Many countries are conducting health screenings for arriving passengers. The United States Department of State does not have the power to interfere with the rights of other countries to screen international travelers entering or exiting their countries. Passengers may be asked to:
- Pass through a scanning device that checks your temperature;
- Have your temperature taken with an oral or ear thermometer;
- Fill out a health questionnaire;
- Review information about the symptoms of H1N1 influenza;
- Give your address, phone number, or other contact information;
- Be quarantined for a short period of time if it is found that a passenger suffers from symptoms associated with H1N1 influenza; or
- Contact health authorities in the country to let them know you are ill.
During a pandemic, employees are still protected under the Americans with Disability Act (“ADA”), which regulates medical examinations and employer handling of confidential health information. The United States Equal Employment Opportunity Commission (“EEOC”) released Pandemic Preparedness in the Workplace Guidelines, which provides information on how employers may maintain compliance with the ADA.
The ADA prohibits an employer from making disability-related inquiries or conducting medical examinations unless they are job-related and consistent with business necessity. A business necessity arises when an employer has a reasonable belief, based on objective evidence, that the employee’s ability to perform significant and central job functions will be impaired by a medical condition, or an employee’s medical condition poses a significant risk of substantial harm to the health and safety of others. If such inquiries or examinations are made, all information about employees must be kept confidential and maintained in separate medical files.
During a pandemic, employers may send employees home when they display symptoms associated with the H1N1 influenza. ADA-covered employers may also ask employees whether they are suffering from influenza-related symptoms, but must maintain all information about the employee’s illness in a confidential medical file. Although generally, measuring an employee’s body temperature is considered a medical examination, if pandemic influenza symptoms become severe, employers may measure employees’ body temperature, but must keep this information confidential. If an employee does not exhibit influenza symptoms, employers may not ask employees to disclose medical conditions that may make them vulnerable to influenza complications. However, if an employee chooses to disclose this information, the employer must keep this information confidential.
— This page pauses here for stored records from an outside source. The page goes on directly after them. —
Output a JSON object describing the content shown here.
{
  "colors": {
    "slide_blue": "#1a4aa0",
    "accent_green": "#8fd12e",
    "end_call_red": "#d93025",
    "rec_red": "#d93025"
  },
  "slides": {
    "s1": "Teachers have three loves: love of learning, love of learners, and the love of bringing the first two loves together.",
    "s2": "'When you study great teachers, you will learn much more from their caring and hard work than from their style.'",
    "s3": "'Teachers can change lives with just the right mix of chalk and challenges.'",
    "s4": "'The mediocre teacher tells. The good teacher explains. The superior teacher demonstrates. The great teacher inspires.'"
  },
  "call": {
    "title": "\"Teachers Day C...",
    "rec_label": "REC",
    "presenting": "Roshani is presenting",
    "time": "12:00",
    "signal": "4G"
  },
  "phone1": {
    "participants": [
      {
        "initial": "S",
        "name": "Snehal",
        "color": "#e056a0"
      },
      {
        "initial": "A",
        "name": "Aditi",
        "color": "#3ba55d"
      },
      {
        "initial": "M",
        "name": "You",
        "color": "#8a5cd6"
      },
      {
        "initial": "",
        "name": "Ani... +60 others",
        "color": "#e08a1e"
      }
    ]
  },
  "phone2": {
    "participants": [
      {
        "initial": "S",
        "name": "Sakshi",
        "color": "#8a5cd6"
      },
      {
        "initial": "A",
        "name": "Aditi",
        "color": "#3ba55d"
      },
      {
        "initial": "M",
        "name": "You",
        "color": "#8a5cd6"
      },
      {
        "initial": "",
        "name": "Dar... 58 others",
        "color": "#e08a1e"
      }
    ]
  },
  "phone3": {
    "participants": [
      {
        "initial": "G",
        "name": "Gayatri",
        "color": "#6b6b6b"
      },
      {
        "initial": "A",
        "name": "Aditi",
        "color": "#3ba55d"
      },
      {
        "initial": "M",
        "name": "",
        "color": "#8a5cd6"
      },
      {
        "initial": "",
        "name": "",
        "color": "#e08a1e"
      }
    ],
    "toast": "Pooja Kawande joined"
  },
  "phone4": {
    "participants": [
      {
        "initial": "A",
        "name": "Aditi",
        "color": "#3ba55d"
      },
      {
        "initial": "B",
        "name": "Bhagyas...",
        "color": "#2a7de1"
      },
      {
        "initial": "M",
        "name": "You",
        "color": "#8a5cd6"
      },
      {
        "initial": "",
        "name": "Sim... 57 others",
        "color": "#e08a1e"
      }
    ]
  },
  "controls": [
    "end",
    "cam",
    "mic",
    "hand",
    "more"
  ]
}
Employers can require employees to abide by infection-control practices, which may include washing hands, wearing face masks, or following proper tissue usage and disposal etiquette. While employers cannot require their employees to be vaccinated against the H1N1 virus, they may encourage employees to do so.